Chaco and Febe Rodriguez have lost their only son, Eutimio. They half expect him back at any moment. "He always moves as he pleases", they say, stapling their flyers to telephone poles. When he was grounded for spending borrowed money at the arcade, he would find a way out of the house. He had a knack for the unexpected approach. A clever kid.

Alejandro and Julieta Urbina believe that God has taken their daughter, Gabriela, as punishment for their suspicions against her. They have five other children, two of whom shared a room with the missing girl. On her nightstand, untouched, stands a slim origami star. Touch it the wrong way and it unravels, yards of graph paper snaking impossibly out of hidden inner dimensions.

Brian Alexander never gave up on Polybius, but out of all the dedicated players, he was the dumbest. Brian clings white-knuckled to his mathematics textbook while they roll him into the emergency room at the local hospital.
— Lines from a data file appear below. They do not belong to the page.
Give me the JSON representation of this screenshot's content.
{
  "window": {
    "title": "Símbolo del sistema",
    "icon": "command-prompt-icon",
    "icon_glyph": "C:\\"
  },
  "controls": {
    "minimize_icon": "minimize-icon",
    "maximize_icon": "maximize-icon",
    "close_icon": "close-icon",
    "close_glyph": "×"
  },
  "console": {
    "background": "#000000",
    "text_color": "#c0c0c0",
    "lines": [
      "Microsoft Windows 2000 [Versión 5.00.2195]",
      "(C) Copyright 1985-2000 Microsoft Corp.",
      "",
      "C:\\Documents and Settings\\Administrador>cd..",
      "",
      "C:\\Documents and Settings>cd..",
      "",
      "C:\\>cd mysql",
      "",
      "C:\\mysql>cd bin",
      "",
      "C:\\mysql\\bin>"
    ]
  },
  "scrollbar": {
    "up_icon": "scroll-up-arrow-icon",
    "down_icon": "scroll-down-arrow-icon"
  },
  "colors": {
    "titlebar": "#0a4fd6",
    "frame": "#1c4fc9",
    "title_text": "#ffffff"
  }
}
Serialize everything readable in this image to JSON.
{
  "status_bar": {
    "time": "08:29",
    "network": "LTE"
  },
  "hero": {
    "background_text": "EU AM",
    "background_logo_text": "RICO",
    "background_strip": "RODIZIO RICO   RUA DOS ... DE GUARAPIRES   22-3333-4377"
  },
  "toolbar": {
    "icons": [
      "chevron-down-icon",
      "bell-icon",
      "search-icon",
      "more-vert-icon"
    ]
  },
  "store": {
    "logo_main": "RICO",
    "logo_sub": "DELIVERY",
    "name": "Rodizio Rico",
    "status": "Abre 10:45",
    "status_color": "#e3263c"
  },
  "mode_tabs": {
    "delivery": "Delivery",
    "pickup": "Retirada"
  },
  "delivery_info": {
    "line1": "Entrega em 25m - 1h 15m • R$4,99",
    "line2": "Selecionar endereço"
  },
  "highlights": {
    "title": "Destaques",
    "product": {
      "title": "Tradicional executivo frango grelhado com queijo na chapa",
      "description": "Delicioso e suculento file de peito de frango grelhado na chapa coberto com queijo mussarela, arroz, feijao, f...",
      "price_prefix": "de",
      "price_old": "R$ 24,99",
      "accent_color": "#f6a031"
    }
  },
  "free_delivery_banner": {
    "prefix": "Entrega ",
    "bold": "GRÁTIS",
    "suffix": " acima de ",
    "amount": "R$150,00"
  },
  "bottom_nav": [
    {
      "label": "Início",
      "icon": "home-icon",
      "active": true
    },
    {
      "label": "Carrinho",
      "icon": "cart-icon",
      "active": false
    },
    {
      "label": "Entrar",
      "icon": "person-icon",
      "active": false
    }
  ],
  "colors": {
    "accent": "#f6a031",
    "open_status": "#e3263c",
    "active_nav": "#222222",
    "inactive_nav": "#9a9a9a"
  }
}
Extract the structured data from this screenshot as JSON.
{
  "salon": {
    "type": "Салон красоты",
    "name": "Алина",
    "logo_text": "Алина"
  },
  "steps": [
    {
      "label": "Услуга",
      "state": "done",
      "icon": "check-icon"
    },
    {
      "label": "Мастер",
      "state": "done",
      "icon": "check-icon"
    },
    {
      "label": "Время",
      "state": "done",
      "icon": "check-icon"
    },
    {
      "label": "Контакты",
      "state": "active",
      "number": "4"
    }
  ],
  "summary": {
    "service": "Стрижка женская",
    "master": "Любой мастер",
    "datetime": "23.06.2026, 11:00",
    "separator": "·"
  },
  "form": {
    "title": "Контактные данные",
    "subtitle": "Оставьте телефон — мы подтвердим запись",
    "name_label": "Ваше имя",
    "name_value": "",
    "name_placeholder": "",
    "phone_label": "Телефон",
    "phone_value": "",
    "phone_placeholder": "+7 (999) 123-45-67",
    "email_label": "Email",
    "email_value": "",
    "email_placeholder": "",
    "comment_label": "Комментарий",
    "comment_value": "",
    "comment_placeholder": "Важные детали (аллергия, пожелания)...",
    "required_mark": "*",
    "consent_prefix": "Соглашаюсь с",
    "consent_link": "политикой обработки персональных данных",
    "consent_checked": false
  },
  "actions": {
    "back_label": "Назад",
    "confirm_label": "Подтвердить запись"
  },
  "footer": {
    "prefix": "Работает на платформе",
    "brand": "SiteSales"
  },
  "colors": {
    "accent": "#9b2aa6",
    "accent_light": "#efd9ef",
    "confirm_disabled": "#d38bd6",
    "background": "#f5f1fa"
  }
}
The margins are littered with complex geometries. The kid is cold and shaking, terribly nauseous. Shapes turning in his mind are turning his body inside out. His autopsy will go down in history unless Delta Green does something about it.

Polybius weighs 460 pounds. Disassembling the cabinet reveals military-grade ROLM electronics. A DARPA safe box holds a 50 MB disk drive with complete usage data and a Betamax VCR hooked up to the user-facing camera. That hidden camera shoots every attempt to beat every level, until it's beaten for the first time. Children on the tape stare intently into the monochrome glow, as if into a coming world.


As written above, this scenario supports a purist style of play. Delta Green will not realistically learn the fate of the children. The attempt to do so is just a backdrop for the meeting of two clandestine factions with similar cover stories. This makes for a game heavy on deception and espionage, light on closure and spectacle. To shift that balance, make any of the following changes:

  • Add a monster. A dimensional shambler slips in through Brian Alexander's mental spasms.
  • Bring in Delta Green at a later stage, when people have begun to disappear in Portland. The cause will be relatively obvious, reducing investigation time.
  • Make Gabriela a poltergeist. Her handwriting extrudes from curved surfaces, leading children to the glowing screen. She cannot return, in the same way that a piece of paper cannot be perfectly flattened after it is folded. She needs help, she writes. She needs an army. Something in her terrifying new existence ate Eutimio, and it will eat her too.




This was an entry in the 2014 shotgun scenario contest, written by Viktor Eikman. It was published in The Unspeakable Oath (issue 25, July 2018) with additional material, edited for the magazine.

The intellectual property known as Delta Green is ™ and © the Delta Green Partnership. The contents of this document are © their respective authors, excepting those elements that are components of the Delta Green intellectual property.